Although this film was produced and released after The Star of Christmas (2002), that story was actually written later, as a sort of prequel. The two were written as a matched set of "bookends" for the two most important holidays in Christianity.
When the lyrics for Mr. Nezzer's song were written, the song was intended to be fast paced (like the "Bunny Song" in VeggieTales: Rack, Shack & Benny (1995)). However, when the score was composed, the song was slow. As a result, this is one of the longest (if not *the* longest) songs in VeggieTales videos.
EASTER EGG: From the main menu, select "Fun!", then go right. You will see a large Easter egg. Press Enter to see David Pitts discussing how clever editing can simplify the animation of complex scenes. He shows rough-rendered versions of the "Bob and Nezzer spinning in the factory" scene to demonstrate.
EASTER EGG: From the Features menu, select "Stained Glass Documentary", then go right. You will see a large Easter egg. Press Enter to see David Pitts discussing the design and development of Hope's character, and showing some maquette sculpture footage.
EASTER EGG: From the Fun! menu, select "Main Menu", then go left. You will see a large Easter egg. Press Enter to see some footage of the exploding factory scene with Big Idea animators inserted into the bucket.
Granny Nezzer tells Mr. Nezzer that he will have a vision - a deliberate departure from the ghosts of Charles Dickens' Christmas Carol.
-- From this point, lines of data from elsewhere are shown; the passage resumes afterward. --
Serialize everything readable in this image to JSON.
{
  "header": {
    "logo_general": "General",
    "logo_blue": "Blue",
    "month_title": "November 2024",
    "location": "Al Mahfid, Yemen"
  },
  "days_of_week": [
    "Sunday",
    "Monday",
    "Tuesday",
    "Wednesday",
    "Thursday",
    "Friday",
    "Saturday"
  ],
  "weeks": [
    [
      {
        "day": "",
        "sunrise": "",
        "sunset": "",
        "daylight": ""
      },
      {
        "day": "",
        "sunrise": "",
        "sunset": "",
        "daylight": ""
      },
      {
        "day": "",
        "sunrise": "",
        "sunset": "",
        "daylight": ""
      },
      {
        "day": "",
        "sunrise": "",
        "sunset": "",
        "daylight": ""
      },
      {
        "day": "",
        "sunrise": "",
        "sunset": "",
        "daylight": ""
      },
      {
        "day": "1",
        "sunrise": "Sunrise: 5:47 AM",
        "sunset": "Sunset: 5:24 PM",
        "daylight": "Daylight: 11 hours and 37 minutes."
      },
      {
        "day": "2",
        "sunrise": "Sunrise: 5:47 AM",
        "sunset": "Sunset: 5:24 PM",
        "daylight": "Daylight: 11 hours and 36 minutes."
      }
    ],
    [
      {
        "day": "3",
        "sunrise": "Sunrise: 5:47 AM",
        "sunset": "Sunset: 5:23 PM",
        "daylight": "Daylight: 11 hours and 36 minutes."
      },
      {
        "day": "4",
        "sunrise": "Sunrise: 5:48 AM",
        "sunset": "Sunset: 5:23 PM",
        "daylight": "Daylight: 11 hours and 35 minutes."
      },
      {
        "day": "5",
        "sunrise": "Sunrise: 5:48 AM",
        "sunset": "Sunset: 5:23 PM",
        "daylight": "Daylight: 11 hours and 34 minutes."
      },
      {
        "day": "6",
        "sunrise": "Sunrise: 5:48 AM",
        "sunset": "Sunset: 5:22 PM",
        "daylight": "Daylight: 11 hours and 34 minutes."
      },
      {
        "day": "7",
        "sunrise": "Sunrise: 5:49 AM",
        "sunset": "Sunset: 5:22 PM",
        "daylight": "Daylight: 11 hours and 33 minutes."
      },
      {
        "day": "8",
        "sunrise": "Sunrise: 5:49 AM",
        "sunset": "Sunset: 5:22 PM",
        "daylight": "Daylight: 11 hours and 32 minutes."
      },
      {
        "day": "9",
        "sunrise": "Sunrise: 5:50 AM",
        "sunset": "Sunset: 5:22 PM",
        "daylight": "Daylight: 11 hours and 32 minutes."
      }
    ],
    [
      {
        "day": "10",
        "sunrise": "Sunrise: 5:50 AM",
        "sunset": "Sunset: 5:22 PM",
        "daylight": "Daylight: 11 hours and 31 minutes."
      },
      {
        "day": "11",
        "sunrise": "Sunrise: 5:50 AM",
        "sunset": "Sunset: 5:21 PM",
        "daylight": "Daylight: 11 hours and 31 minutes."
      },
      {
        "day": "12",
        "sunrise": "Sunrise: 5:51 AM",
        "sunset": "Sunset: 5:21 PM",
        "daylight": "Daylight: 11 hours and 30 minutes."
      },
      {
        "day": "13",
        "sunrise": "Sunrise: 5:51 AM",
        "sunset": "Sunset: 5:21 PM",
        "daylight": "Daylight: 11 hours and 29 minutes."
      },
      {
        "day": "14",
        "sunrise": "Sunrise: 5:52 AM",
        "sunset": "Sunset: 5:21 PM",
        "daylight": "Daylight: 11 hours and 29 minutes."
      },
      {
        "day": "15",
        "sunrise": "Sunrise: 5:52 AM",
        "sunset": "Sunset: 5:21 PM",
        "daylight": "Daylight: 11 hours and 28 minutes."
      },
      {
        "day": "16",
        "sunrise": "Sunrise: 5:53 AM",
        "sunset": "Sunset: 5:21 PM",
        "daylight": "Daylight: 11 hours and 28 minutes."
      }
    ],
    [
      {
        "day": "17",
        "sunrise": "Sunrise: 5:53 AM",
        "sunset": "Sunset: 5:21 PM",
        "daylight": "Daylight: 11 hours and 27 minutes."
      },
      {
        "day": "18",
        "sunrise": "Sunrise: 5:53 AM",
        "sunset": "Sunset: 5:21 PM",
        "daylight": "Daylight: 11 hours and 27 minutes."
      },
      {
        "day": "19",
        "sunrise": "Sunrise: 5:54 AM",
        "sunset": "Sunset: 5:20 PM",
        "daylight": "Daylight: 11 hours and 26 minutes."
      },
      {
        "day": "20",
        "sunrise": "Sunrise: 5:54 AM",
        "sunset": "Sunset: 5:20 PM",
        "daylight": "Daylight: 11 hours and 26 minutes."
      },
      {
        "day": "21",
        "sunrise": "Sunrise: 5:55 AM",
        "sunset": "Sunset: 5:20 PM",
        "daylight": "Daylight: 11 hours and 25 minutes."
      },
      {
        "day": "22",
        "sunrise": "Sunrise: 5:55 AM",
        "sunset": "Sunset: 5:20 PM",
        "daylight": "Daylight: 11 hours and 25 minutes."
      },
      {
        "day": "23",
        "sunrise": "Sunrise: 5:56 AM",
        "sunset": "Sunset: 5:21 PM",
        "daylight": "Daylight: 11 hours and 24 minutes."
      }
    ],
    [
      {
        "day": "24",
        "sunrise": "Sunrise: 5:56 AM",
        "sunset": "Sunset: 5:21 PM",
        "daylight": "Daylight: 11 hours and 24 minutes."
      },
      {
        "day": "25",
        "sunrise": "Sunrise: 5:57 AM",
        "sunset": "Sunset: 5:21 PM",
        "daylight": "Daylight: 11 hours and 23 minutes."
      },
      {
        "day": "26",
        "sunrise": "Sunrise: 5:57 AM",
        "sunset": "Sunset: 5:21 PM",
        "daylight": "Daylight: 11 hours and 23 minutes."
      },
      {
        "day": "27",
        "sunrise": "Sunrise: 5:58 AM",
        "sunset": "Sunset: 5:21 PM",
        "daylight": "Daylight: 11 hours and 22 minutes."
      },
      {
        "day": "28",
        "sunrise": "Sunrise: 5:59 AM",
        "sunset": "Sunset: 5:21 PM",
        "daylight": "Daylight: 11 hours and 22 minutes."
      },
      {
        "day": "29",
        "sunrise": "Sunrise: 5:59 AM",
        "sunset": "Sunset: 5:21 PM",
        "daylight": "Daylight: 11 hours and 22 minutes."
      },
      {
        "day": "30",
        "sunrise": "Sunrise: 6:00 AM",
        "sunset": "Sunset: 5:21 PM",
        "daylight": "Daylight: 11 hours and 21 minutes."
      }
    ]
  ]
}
Ghosts were deemed to be inappropriate in a Christian kids' video.
Phil Vischer originally contacted Rebecca St. James to get permission to use her recording of "O Come, O Come Emmanuel" in The Star of Christmas (2002). That negotiation failed, but they remained in contact, eventually landing her the role of Hope in this video.